━━━ Recorded data ━━━

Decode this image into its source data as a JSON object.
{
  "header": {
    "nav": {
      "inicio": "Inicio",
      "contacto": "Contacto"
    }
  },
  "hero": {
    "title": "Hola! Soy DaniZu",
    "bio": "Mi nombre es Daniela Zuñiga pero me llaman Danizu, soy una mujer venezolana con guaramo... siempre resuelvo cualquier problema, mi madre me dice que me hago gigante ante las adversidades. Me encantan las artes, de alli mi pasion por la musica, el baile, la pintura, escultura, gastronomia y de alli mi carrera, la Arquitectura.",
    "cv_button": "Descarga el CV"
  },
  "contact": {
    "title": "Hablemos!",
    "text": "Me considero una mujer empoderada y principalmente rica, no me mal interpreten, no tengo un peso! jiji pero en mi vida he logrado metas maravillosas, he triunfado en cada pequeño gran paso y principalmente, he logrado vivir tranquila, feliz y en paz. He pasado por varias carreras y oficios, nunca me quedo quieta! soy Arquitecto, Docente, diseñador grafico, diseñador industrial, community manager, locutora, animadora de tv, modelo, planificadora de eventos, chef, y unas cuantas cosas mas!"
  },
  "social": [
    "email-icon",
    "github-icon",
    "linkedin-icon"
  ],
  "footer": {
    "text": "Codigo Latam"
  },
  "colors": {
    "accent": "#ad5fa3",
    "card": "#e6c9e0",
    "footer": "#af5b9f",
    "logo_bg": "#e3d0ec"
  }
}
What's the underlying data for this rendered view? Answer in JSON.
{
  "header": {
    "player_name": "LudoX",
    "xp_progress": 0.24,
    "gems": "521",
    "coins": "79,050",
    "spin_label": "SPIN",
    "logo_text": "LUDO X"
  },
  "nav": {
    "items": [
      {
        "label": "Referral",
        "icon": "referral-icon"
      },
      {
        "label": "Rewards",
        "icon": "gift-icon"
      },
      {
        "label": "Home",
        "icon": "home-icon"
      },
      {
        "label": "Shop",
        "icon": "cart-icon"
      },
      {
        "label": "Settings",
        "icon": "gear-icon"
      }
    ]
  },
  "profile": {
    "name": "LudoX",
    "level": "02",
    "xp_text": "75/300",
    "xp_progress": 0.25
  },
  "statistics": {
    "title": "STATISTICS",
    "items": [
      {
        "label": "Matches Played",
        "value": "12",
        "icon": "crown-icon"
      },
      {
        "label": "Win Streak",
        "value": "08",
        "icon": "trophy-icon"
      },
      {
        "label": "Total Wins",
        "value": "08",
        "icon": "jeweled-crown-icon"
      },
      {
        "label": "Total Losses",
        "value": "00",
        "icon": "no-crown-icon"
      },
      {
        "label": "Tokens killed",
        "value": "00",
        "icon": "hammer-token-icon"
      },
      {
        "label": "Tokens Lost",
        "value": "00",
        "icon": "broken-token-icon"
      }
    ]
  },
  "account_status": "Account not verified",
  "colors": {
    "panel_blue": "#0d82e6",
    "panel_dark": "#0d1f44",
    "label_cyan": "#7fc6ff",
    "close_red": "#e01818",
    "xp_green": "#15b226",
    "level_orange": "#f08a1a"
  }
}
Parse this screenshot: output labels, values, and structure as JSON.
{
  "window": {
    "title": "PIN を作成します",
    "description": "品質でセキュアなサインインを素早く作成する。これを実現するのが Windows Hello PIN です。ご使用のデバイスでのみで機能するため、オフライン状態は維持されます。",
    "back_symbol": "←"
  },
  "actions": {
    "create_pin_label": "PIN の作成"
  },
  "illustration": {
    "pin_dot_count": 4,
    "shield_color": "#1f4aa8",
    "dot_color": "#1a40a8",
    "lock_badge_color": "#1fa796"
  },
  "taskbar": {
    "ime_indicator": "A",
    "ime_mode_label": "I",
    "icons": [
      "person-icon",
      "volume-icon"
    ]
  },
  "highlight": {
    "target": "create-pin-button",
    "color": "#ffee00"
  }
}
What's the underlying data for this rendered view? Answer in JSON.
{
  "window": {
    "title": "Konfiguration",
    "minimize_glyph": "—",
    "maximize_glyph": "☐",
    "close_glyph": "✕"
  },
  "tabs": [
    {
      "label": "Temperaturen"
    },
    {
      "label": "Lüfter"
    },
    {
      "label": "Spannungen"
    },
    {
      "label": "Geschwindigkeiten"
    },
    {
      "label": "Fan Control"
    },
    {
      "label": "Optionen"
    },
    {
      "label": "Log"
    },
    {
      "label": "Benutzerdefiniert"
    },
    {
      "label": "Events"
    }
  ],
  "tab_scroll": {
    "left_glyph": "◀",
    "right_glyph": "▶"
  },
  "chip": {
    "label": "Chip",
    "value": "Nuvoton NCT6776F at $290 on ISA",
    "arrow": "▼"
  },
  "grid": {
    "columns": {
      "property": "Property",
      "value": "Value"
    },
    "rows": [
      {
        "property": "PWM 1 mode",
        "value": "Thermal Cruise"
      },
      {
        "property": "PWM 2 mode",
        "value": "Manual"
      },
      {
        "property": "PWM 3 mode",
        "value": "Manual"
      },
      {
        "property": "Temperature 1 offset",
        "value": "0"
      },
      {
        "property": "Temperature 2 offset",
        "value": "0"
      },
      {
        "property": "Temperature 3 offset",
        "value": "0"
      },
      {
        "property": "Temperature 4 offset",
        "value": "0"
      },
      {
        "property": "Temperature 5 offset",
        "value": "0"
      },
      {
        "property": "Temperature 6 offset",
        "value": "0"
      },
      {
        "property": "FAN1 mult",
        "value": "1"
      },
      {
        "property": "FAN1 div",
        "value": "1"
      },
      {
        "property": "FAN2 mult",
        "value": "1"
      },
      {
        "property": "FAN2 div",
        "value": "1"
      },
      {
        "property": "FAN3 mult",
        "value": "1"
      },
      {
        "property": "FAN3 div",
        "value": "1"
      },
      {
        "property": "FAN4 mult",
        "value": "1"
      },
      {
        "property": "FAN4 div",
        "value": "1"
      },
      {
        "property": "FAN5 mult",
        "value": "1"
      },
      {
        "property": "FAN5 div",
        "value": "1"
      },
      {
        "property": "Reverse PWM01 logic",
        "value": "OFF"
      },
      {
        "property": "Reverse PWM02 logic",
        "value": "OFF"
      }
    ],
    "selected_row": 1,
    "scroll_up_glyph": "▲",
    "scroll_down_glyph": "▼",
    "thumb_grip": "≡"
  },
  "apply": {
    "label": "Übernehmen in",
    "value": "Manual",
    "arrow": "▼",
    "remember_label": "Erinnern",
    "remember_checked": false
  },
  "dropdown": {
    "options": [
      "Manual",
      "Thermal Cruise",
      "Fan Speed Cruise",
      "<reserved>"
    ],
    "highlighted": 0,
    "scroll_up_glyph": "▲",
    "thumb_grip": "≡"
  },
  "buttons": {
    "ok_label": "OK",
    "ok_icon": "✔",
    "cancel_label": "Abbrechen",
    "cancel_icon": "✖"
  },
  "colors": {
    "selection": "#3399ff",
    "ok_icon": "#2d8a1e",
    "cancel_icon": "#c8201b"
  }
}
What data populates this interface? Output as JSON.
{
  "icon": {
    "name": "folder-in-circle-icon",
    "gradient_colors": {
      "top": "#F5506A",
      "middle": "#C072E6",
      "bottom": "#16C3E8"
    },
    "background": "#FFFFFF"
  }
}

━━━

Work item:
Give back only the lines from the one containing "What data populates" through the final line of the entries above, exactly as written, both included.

Output for this task:
What data populates this interface? Output as JSON.
{
  "icon": {
    "name": "folder-in-circle-icon",
    "gradient_colors": {
      "top": "#F5506A",
      "middle": "#C072E6",
      "bottom": "#16C3E8"
    },
    "background": "#FFFFFF"
  }
}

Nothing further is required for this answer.